10 Taylor MJ, Carney S, Geddes J, Goodwin G. Folate for depressive disorders. Cochrane Database Syst Rev. 2003;(2):CD003390. Department of Psychiatry, University of Oxford, Warneford Hospital, Oxford, UK, OX3 7JK. john.geddes@psych.ox.ac.uk

11 Brady TJ, Kruger J, Helmick CG, Callahan LF, Boutaugh ML. Intervention programs for arthritis and other rheumatic diseases. Health Educ Behav. 2003 Feb;30(1):44-63. Division of Adult and Community Health, Centers for Disease Control and Prevention, Atlanta, Georgia 30341-3724, USA. tob9@cdc.gov

12 Penninx BW, Rejeski WJ, Pandya J, Miller ME, Di Bari M, Applegate WB, Pahor M. Exercise and depressive symptoms: a comparison of aerobic and resistance exercise effects on emotional and physical function in older persons with high and low depressive symptomatology. J Gerontol B Psychol Sci Soc Sci. 2002 Mar;57(2):P124-32. Sticht Center on Aging, Department of Internal Medicine, Department of Public Health Sciences, Wake Forest University School of Medicine, Winston-Salem, North Carolina 27157, USA.bpenninx@wfubmc.edu

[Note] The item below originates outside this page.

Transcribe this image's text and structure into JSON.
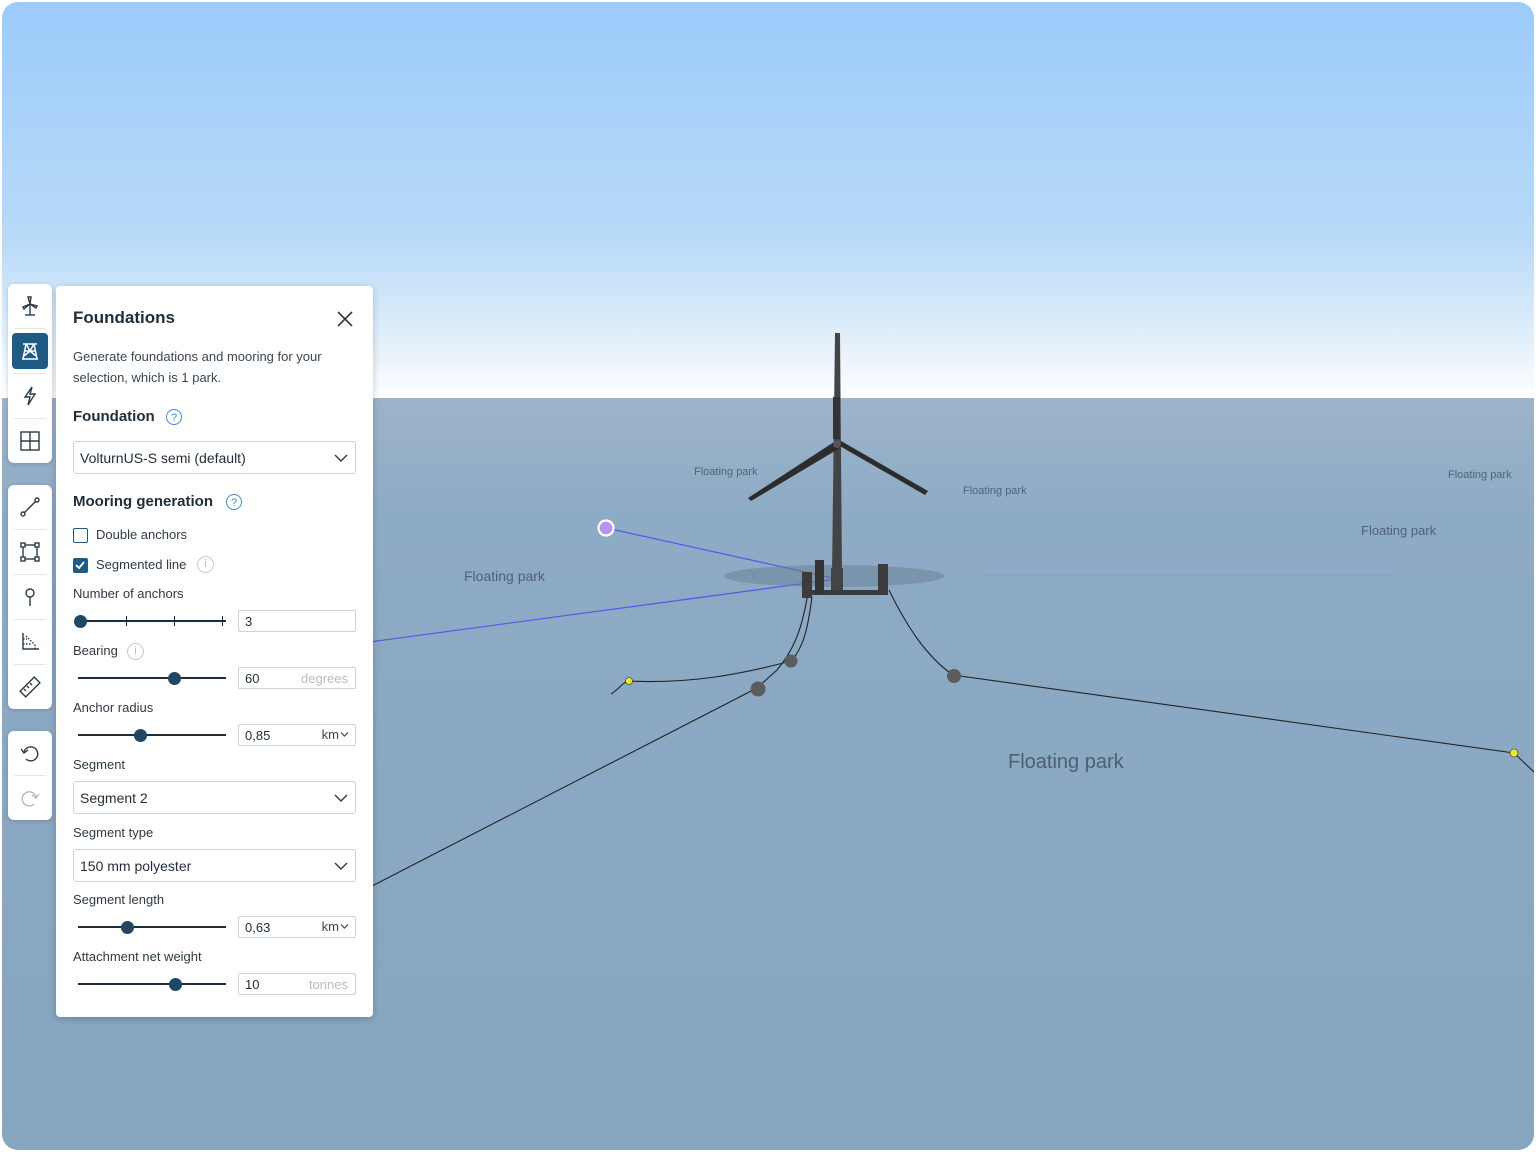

13 Stallibrass C, Sissons P, Chalmers C. Randomized controlled trial of the Alexander technique for idiopathic Parkinson’s disease. Clin Rehabil. 2002 Nov;16(7):695-708. School of Integrated Medicine, University of Westminster, London, UK. stallic@wmin.ac.uk